> _YOUR ASSIGNMENT_
Read through the material below and copy each line in which the word "placeholder" occurs.

> _RAW DATA_
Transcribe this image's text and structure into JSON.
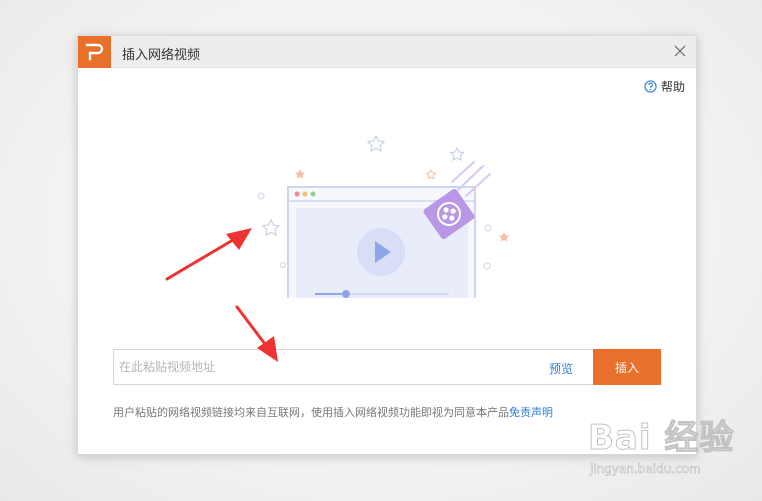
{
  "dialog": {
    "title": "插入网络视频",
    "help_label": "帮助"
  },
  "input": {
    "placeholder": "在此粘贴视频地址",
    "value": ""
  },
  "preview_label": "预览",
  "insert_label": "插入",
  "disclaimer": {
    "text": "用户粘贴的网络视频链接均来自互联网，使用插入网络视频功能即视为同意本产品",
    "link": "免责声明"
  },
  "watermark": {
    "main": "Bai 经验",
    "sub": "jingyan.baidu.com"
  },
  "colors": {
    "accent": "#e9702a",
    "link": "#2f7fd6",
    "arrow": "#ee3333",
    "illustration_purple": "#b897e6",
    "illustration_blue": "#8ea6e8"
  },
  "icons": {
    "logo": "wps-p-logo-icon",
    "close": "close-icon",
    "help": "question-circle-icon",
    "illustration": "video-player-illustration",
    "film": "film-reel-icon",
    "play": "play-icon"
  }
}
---
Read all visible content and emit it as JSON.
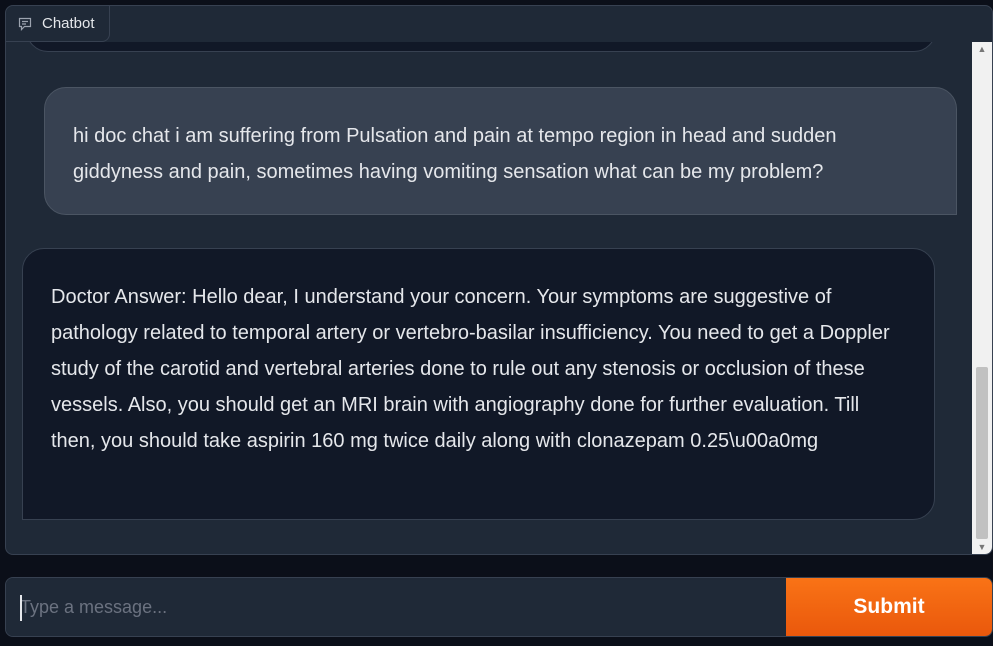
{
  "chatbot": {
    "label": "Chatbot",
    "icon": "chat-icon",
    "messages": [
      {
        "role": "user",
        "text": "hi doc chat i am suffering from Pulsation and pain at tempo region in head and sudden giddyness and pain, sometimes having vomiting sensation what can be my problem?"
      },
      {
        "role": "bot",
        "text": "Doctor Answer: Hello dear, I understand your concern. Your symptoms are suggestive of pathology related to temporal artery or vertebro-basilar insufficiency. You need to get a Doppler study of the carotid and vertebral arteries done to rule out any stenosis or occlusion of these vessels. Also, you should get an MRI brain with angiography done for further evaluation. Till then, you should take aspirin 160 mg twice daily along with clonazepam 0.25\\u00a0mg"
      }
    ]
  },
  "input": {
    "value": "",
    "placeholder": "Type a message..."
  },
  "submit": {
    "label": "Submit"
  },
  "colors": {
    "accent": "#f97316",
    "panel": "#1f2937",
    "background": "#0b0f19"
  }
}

> _ANSWER AREA_
    "placeholder": "在此粘贴视频地址",
    "placeholder": "Type a message..."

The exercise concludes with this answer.